Women: 19-and-under to watch
Anna Chakvetadze, 19, Russia
2006 year-end ranking: 13; 2005 year-end ranking: 33
Learn to spell this name. Upset victory in Moscow, where she steamed past more highly regarded countrywomen Dinara Safina, Elena Dementieva and Nadia Petrova showed this teen doesn't want to get buried in the Russian avalanche. Won both of her finals this year.
Tatiana Golovin, 18, France
2006 year-end ranking: 22; 2005 year-end ranking: 24
Who knows how much more progress this vivacious Russian-born player would have made had she not severely sprained an ankle when she had Sharapova on the ropes in Miami in March. Still looking for her first WTA title, but had six of her seven career top-10 wins this season, including two apiece over Petrova and Nicole Vaidisova.
Ana Ivanovic, 19, Serbia
2006 year-end ranking: 14; 2005 year-end ranking: 16
Graceful player continues to improve. Can play on all surfaces but was at her best on hard courts, where she won both of her titles (Canberra and Montreal).
Vania King, 17, United States
2006 year-end ranking: 61; 2005 year-end ranking: 202
Weighed college entry, then turned pro in July and never looked back. Won WTA event in Bangkok, only the second U.S. player to win a title this year.

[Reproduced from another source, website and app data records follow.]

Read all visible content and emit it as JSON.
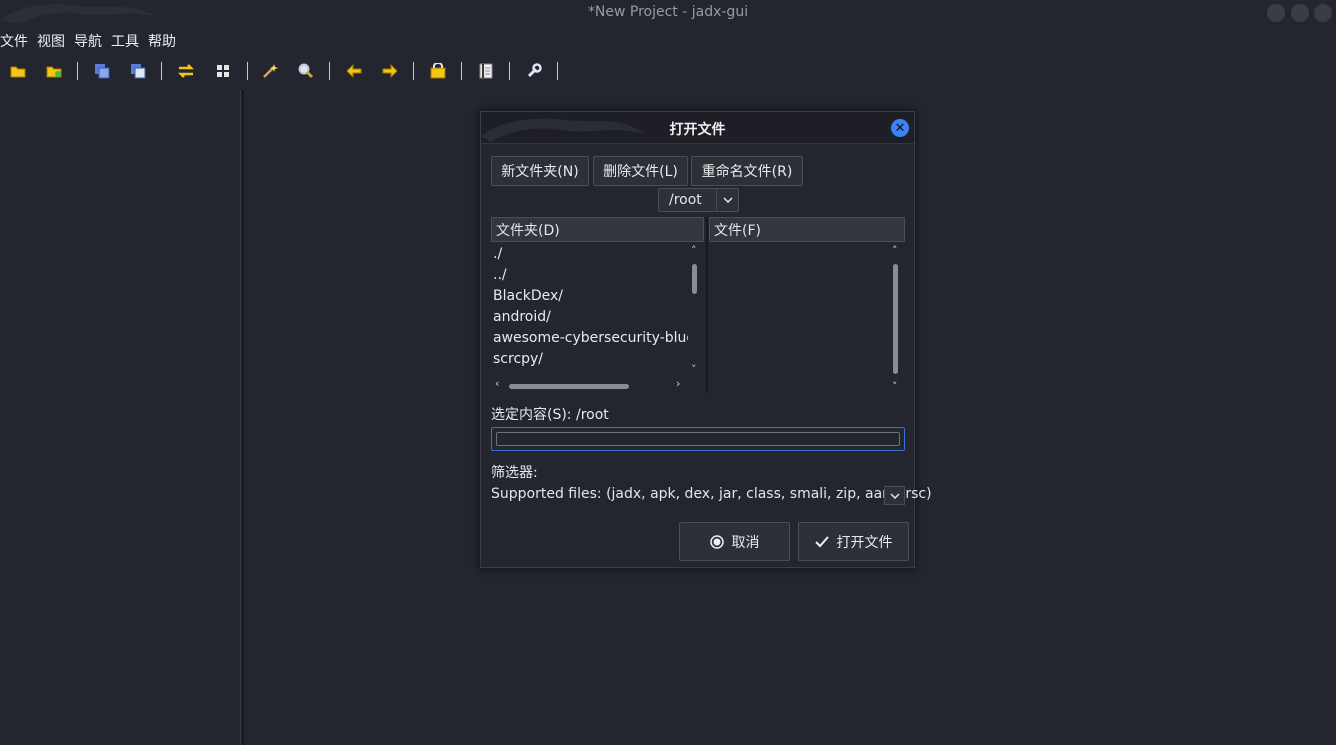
{
  "window": {
    "title": "*New Project - jadx-gui"
  },
  "menu": [
    "文件",
    "视图",
    "导航",
    "工具",
    "帮助"
  ],
  "toolbar": {
    "icons": [
      "open-file-icon",
      "add-files-icon",
      "save-all-icon",
      "export-icon",
      "sync-icon",
      "flatten-packages-icon",
      "decompile-all-icon",
      "search-icon",
      "back-icon",
      "forward-icon",
      "deobfuscation-icon",
      "log-viewer-icon",
      "preferences-icon"
    ]
  },
  "dialog": {
    "title": "打开文件",
    "new_folder": "新文件夹(N)",
    "delete_file": "删除文件(L)",
    "rename_file": "重命名文件(R)",
    "path": "/root",
    "folders_header": "文件夹(D)",
    "files_header": "文件(F)",
    "folders": [
      "./",
      "../",
      "BlackDex/",
      "android/",
      "awesome-cybersecurity-blue",
      "scrcpy/"
    ],
    "selection_label": "选定内容(S): /root",
    "selection_value": "",
    "filter_label": "筛选器:",
    "filter_value": "Supported files: (jadx, apk, dex, jar, class, smali, zip, aar, arsc)",
    "cancel": "取消",
    "open": "打开文件"
  },
  "colors": {
    "background": "#23252f",
    "accent": "#3b82f6",
    "icon_yellow": "#f5c518"
  }
}
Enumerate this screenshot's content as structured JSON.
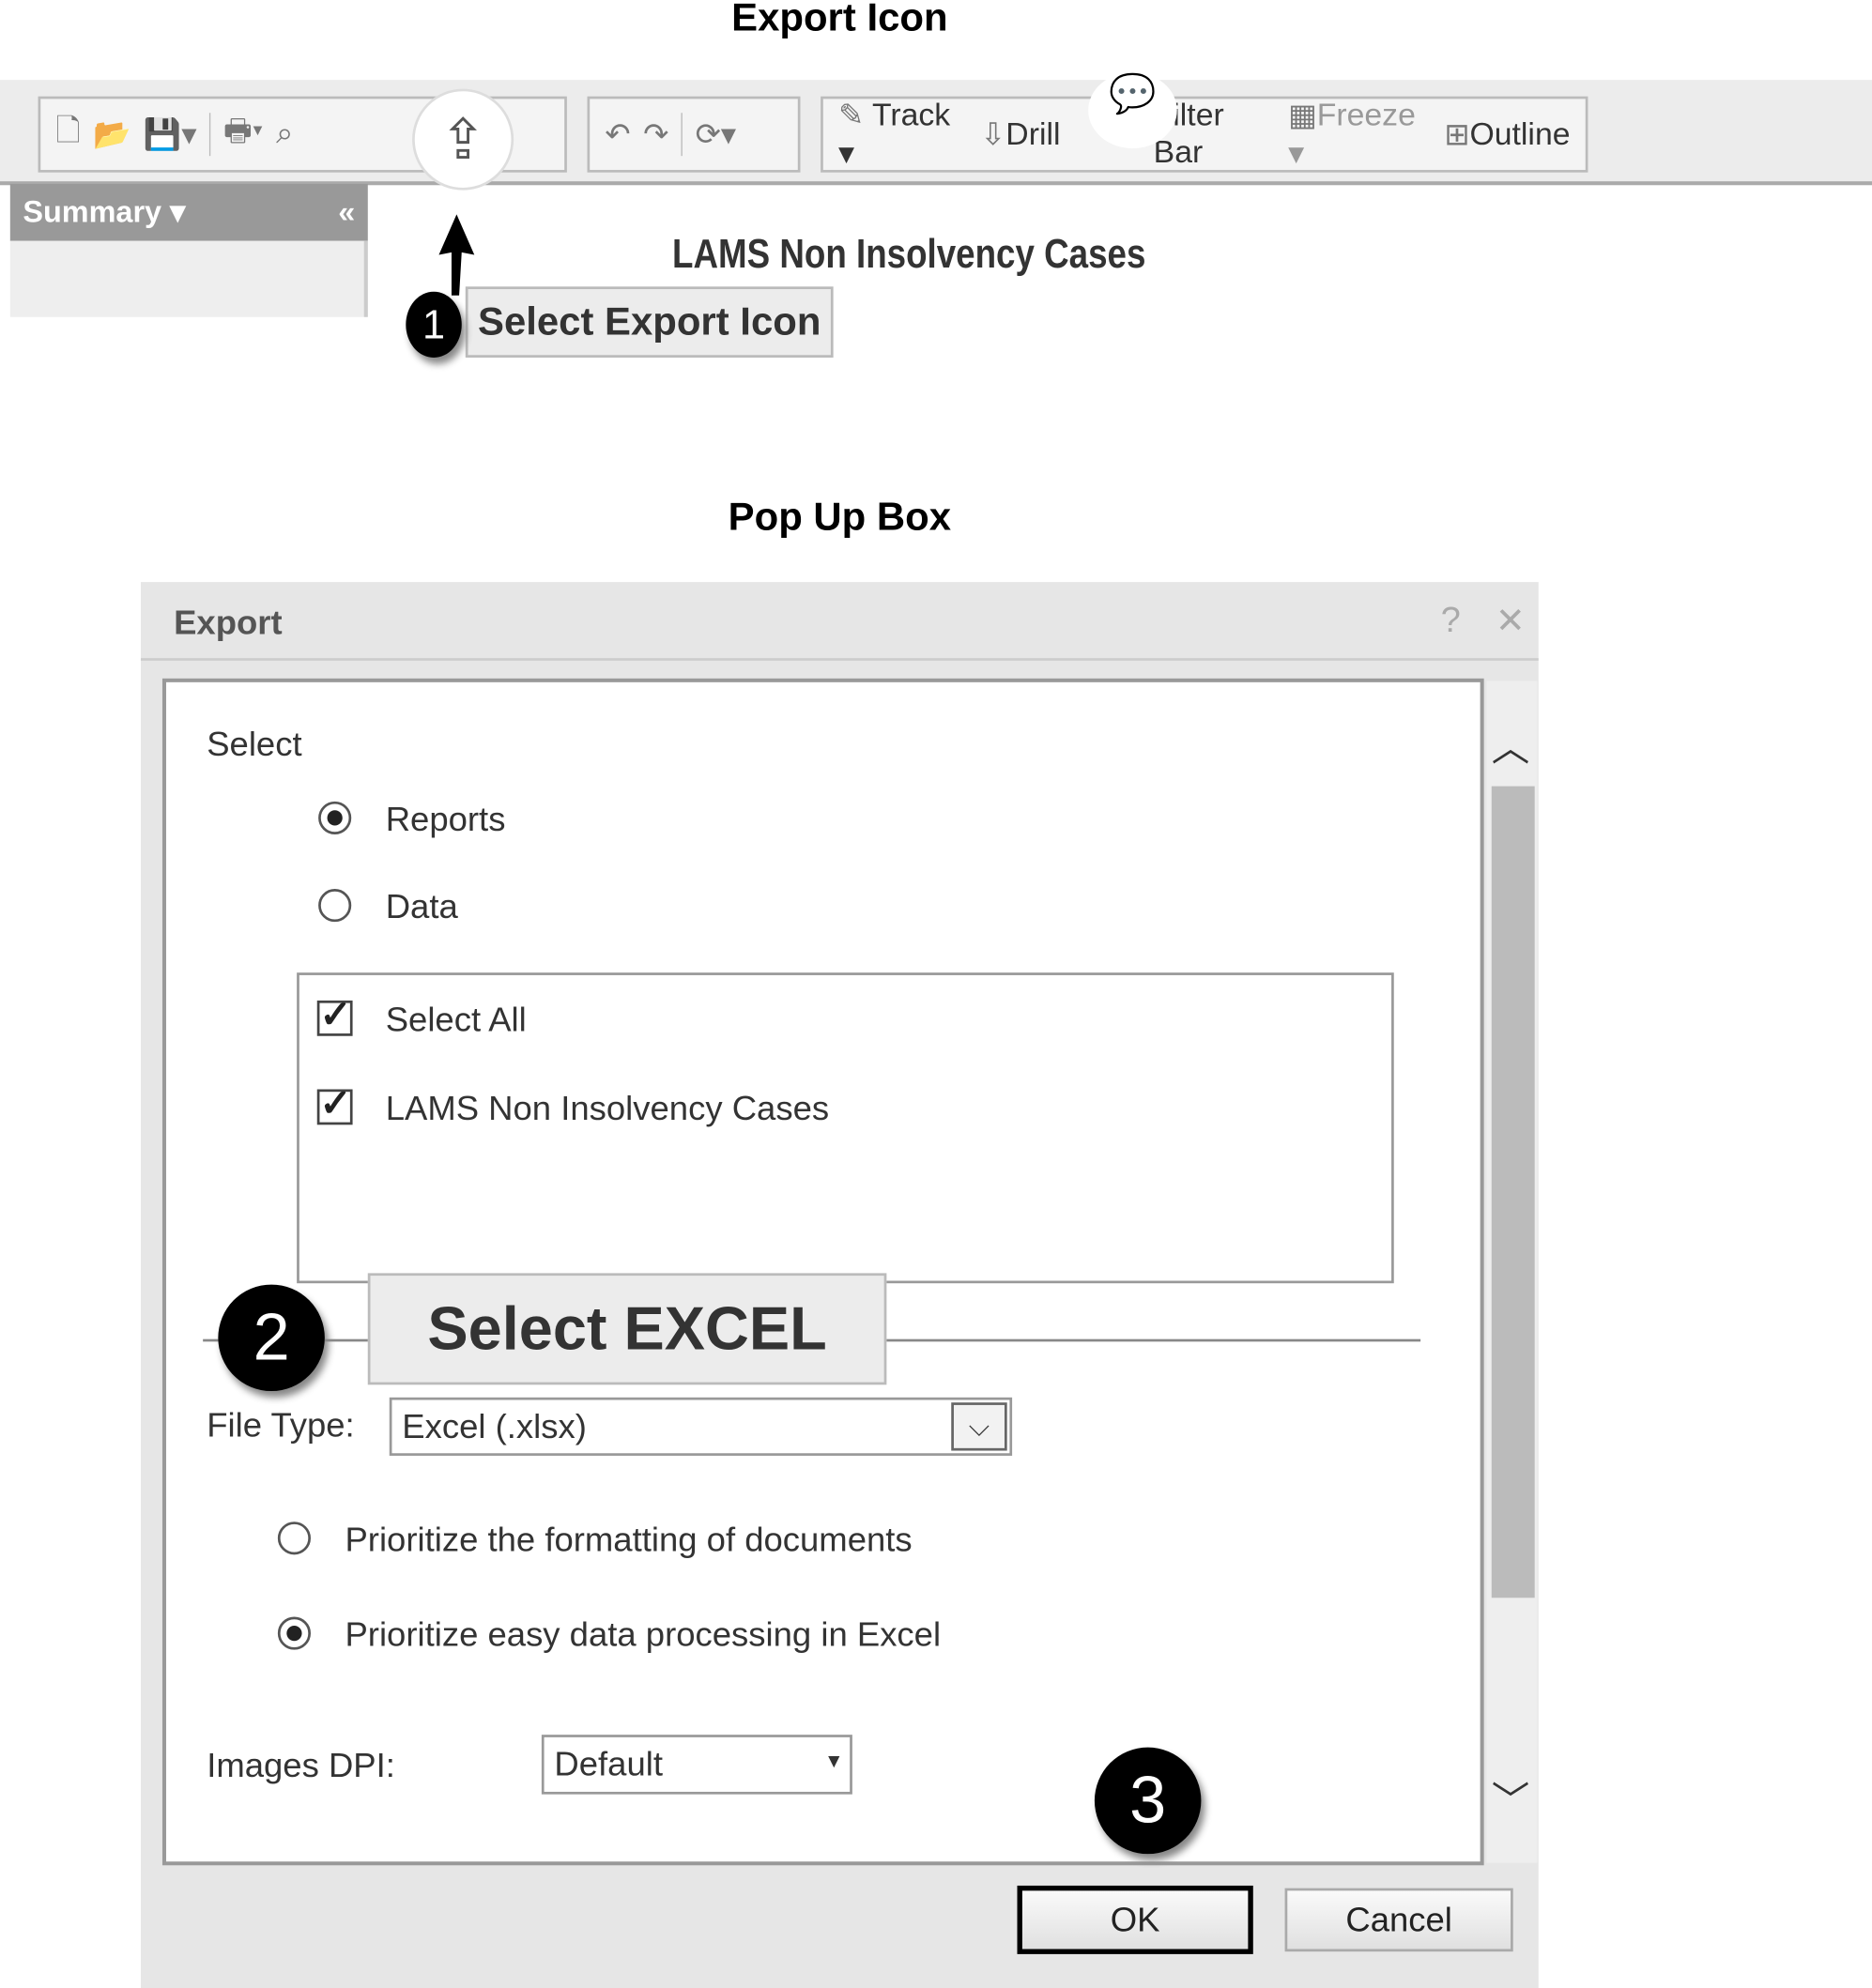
{
  "headings": {
    "export_icon": "Export Icon",
    "popup_box": "Pop Up Box"
  },
  "toolbar": {
    "track": "Track",
    "drill": "Drill",
    "filter_bar": "Filter Bar",
    "freeze": "Freeze",
    "outline": "Outline"
  },
  "sidebar": {
    "summary": "Summary",
    "collapse": "«"
  },
  "report": {
    "title": "LAMS Non Insolvency Cases"
  },
  "callouts": [
    {
      "number": "1",
      "text": "Select Export Icon"
    },
    {
      "number": "2",
      "text": "Select EXCEL"
    },
    {
      "number": "3"
    }
  ],
  "dialog": {
    "title": "Export",
    "select_label": "Select",
    "radio_reports": "Reports",
    "radio_data": "Data",
    "selected_mode": "Reports",
    "list": [
      {
        "label": "Select All",
        "checked": true
      },
      {
        "label": "LAMS Non Insolvency Cases",
        "checked": true
      }
    ],
    "file_type_label": "File Type:",
    "file_type_value": "Excel (.xlsx)",
    "option_formatting": "Prioritize the formatting of documents",
    "option_data": "Prioritize easy data processing in Excel",
    "selected_option": "Prioritize easy data processing in Excel",
    "dpi_label": "Images DPI:",
    "dpi_value": "Default",
    "ok": "OK",
    "cancel": "Cancel"
  }
}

Michaella Krajicek, 17, Netherlands
2006 year-end ranking: 35; 2005 year-end ranking: 58
Kid sister of '96 Wimbledon champion Richard Krajicek won two tournaments this year (including her first outing at Hobart, Australia), but is still seeking to impress at a Grand Slam.
Shahar Peer, 19, Israel
2006 year-end ranking: 20; 2005 year-end ranking: 45
Won three WTA titles this season and reached fourth round at French Open and U.S. Open.
Aravane Rezai, 19, France
2006 year-end ranking: 48; 2005 year-end ranking: 189
An assertive personality with equally assertive shots. Strong finish included advancing to fourth round of U.S. Open. Could be hurt by political wrangling between her father and the French federation.
Olga Poutchkova, 19, Russia
2006 year-end ranking: 38; 2005 year-end ranking: 197
Stayed on lower-level ITF circuit for most of the season, then emerged after first-round U.S. Open loss (her Grand Slam debut) to reach two finals at WTA late-season indoor events.
Nicole Vaidisova, 17, Czech Republic
2006 year-end ranking: 10; 2005 year-end ranking: 15
Proved 2005 wasn't a fluke with a strong if not spectacular season. Won title on clay in Strasbourg and advanced to semifinals of French Open. Defeated Amelie Mauresmo in two of their three meetings this year.
Honorable mention: Anna Tatishvili, 16, Georgia
2006 year-end ranking: 300; 2005 year-end ranking: 1,151
John Evert's pupil showed poise, power and hints of a great future when she defeated then-No. 41 Sania Mirza as wild card in Miami.
Bonnie DeSimone is a freelancer who contributes frequently to ESPN.com.